In the National Credit Union Administration (NCUA) 13-Risk-01 Risk Alert, NCUA provides great information relevant now more than ever on how your Credit Union can become better prepared at Cybersecurity risk mitigation.
What does that mean?
The increasing frequency of cyber-terror attacks on financial institutions heightens the need for credit unions to maintain strong information security protocols.
Frequent incidents have included distributed denial-of-service (DDoS) attacks, which cause Internet-based service outages by overloading network bandwidth or system resources.
DDoS attacks do not directly attempt to steal funds or sensitive personal information, with such attempts to distract attention and/or disable alerting systems.
Key Credit Union Risk Mitigation Strategies
- Performing risk assessments to identify risks associated with DDoS attacks.
- Ensuring incident response programs include a DDoS attack scenario during testing and address activities before, during, and after an attack.
- Performing ongoing third-party due diligence, in particular on Data Processors, Internet and web-hosting service providers, to identify risks and implement appropriate traffic management policies and controls.
DDoS attacks my include attempts to steal member funds or data.
Credit Unions should employ controls described in the 2011 FFIEC supplement to guidance on Authentication in an Internet Banking Environment.
General risk mitigation practices for credit unions with networks that face the Internet include:
- Maintaining strong information security awareness training programs for employees and members.
- Utilize transaction monitoring, verification procedures, and appropriate limits commensurate with the risk of applicable funds transfers.
Implementing strong controls over computers used to process commercial payments, including but not limited to:
- Multi-factor authentication.
- Removal of hardware tokens upon session completion.
- Prohibited or highly filter use of Internet browsing.
- Dedicated, corporate-owned systems without administrator privileges.
- Following network and application security best practices with regard to configuring systems, patch management, and security testing.
In Appendix A to Part 748 of NCUA’s Rules and Regulations requires credit unions to monitor systems to detect actual and attempted attacks on or intrusions into member information systems.
NCUA also encourages credit unions to participate in information-sharing organizations, such as industry trade groups and the Financial Services Information Sharing and Analysis Center (FS-ISAC), http://www.fsisac.com.
The FS-ISAC is the global resource for the financial industry for cyber and physical threat intelligence analysis and sharing. FS-ISAC is unique in that it was created by members, for members and operates as a member-owned nonprofit entity.

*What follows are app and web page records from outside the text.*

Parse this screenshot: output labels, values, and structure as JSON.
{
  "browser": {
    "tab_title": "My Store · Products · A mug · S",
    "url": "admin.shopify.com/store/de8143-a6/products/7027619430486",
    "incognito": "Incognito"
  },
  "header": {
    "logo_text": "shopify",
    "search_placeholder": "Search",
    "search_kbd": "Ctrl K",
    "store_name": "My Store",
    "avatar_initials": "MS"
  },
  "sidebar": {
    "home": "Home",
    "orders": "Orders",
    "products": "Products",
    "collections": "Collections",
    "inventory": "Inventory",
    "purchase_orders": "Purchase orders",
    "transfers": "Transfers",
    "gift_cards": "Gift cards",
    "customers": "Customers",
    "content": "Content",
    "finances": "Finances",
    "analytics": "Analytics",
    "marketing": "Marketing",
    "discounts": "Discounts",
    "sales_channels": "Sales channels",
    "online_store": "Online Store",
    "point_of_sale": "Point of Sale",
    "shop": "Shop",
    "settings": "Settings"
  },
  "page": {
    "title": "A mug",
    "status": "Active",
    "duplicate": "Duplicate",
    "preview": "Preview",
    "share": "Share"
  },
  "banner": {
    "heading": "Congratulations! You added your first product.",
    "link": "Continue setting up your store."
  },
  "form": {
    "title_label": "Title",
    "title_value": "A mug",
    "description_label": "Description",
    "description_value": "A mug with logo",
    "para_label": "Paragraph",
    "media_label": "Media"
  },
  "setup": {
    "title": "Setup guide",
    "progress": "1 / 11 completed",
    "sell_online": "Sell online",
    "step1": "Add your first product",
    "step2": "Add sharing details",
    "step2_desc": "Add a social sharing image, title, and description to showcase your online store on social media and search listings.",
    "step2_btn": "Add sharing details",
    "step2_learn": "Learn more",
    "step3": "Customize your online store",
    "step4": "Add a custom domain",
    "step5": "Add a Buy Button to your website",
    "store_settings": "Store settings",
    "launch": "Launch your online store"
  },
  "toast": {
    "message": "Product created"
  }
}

The FS-ISAC also provides an anonymous information sharing capability across the entire financial services industry.
Upon receiving a submission, industry experts verify and analyze the threat and identify any recommended solutions before alerting FS-ISAC members.
This assures that member firms receive the latest tried-and-true procedures and best practices for guarding against known and emerging security threats.
In addition, the United States Computer Emergency Readiness Team (US-CERT), http://www.us-cert.gov, provides information on the methods used to launch attacks and risk mitigation tactics to reduce their impact.
The US-CERT leads efforts to improve the Nation’s cybersecurity posture, coordinate cyber information sharing, and proactively manage cyber risks to the Nation while protecting the constitutional rights of Americans.
US-CERT strives to be a trusted global leader in cybersecurity—collaborative, agile, and responsive in a dynamic and complex environment. You can subscribe to US-CERT’s mailing lists and feeds.
In conclusion, it is very important for Credit Unions to put controls in place to monitoring transaction to detect system anomalies and ensure verification procedures with both internal systems and third party vendors.
If you combine that with strong information security awareness training programs for employees and members you are well on your way to managed and educated Credit Union environment.